“A personal story of mine is my mother. She [used to oppose] the LGBTQ+ movement and is religious. But recently for some reason, she went to a local drag show and that alone opened up her eyes to the prejudice we face and also how hilarious we can be. After all, we’re still people, just with a little more pizazz,” says Changu. 

Although everyone might be facing their own struggles, the fact that they are willing to come together and celebrate their differences with each other regardless of their gender, identity and sexuality, is what makes Pink Dot such a wildly successful and welcoming event for everyone. Video by Chin Ngiok Shuan.

To some local LGTBQ+ members, openly queer Singaporeans are one of the reasons why they are starting to feel more comfortable coming out to the people around them as well. 

Leah says that “[openly queer Singaporeans] are helping to improve the public’s impression of the LGBTQ+ community by showing a more diverse representation”. 

From W!LD RICE’s founding artistic director Ivan Heng, to local entertainer Kumar, whose works include representation of the queer community, these people have helped change how some locals view the LGBTQ+ community for the better.

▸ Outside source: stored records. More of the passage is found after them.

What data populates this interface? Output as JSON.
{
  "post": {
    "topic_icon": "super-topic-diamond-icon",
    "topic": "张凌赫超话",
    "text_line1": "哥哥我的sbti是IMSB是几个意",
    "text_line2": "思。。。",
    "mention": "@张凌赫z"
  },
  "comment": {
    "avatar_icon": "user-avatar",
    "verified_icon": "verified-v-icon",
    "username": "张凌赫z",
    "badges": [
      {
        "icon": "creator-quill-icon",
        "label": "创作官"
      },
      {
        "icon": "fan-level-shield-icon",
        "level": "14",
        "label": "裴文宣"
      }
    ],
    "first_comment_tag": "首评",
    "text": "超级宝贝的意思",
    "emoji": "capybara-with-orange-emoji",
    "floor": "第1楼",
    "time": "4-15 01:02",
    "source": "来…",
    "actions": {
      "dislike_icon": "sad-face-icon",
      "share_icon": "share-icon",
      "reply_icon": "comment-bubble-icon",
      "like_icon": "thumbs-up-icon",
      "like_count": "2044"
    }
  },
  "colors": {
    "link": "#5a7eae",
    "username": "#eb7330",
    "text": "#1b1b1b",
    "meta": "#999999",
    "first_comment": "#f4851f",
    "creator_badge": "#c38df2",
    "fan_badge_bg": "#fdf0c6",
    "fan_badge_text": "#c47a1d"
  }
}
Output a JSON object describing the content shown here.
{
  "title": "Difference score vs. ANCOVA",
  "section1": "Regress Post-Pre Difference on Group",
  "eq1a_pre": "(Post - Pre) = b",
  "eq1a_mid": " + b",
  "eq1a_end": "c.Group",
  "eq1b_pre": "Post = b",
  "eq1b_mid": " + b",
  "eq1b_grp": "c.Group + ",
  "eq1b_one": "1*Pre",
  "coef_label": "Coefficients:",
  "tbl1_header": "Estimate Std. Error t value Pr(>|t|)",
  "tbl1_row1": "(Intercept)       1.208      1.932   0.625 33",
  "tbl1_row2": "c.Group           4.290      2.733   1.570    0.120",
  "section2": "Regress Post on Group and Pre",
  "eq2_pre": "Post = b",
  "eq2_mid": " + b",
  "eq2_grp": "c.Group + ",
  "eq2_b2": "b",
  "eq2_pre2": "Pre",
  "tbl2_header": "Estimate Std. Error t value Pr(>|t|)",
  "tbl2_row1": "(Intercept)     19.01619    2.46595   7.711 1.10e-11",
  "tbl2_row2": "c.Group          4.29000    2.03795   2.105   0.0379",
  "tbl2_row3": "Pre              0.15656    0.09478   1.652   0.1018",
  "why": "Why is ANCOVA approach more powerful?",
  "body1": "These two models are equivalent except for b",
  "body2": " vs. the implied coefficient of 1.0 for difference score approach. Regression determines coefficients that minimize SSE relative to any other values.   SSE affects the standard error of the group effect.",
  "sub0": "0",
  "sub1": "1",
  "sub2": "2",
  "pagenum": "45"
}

“We’re just normal people. There’s no difference between the way we love our friends, our parents and our partners,” says Changu. 

In his open speech to Pink Dot attendees this year, Mr Remy Choo Zheng Xi, a prominent lawyer in Singapore who is openly gay and a keynote speaker for this year’s event, says that in order for queer love and queer relationships to be accepted in Singapore, “we need to fight discrimination in our schools. We need to fight discrimination against queer people in housing policy. We need to fight for media representation. And even in our own communities, we need to fight discrimination against racial minorities. And we need to fight the stigma of those amongst us who live with HIV.” 

In fighting for the marginalised in Singapore, the LGBTQ+ community puts themselves on higher ground, taking the long, winding path to equality for everyone.

“If 377A is repealed, it’s the beginning of a long road to equality, not the end.”  says Mr Choo. 

If 377A is repealed, it’s the beginning of a long road to equality, not the end.

- Mr Remy Choo Zheng Xi

lawyer in Singapore

While there is still a fair bit of work that needs to be done before equality can be properly achieved for the LGBTQ+ community in Singapore, some believe that a time of change is coming. 

“I think everyone should be allowed to love who they want to love. The LGBTQ+ community is such a small percentage of citizens in Singapore. I just think every one should have the rights to have a home, be it gay, straight or [bisexual],” says Changu. 

“All we ask for is to be treated the same.”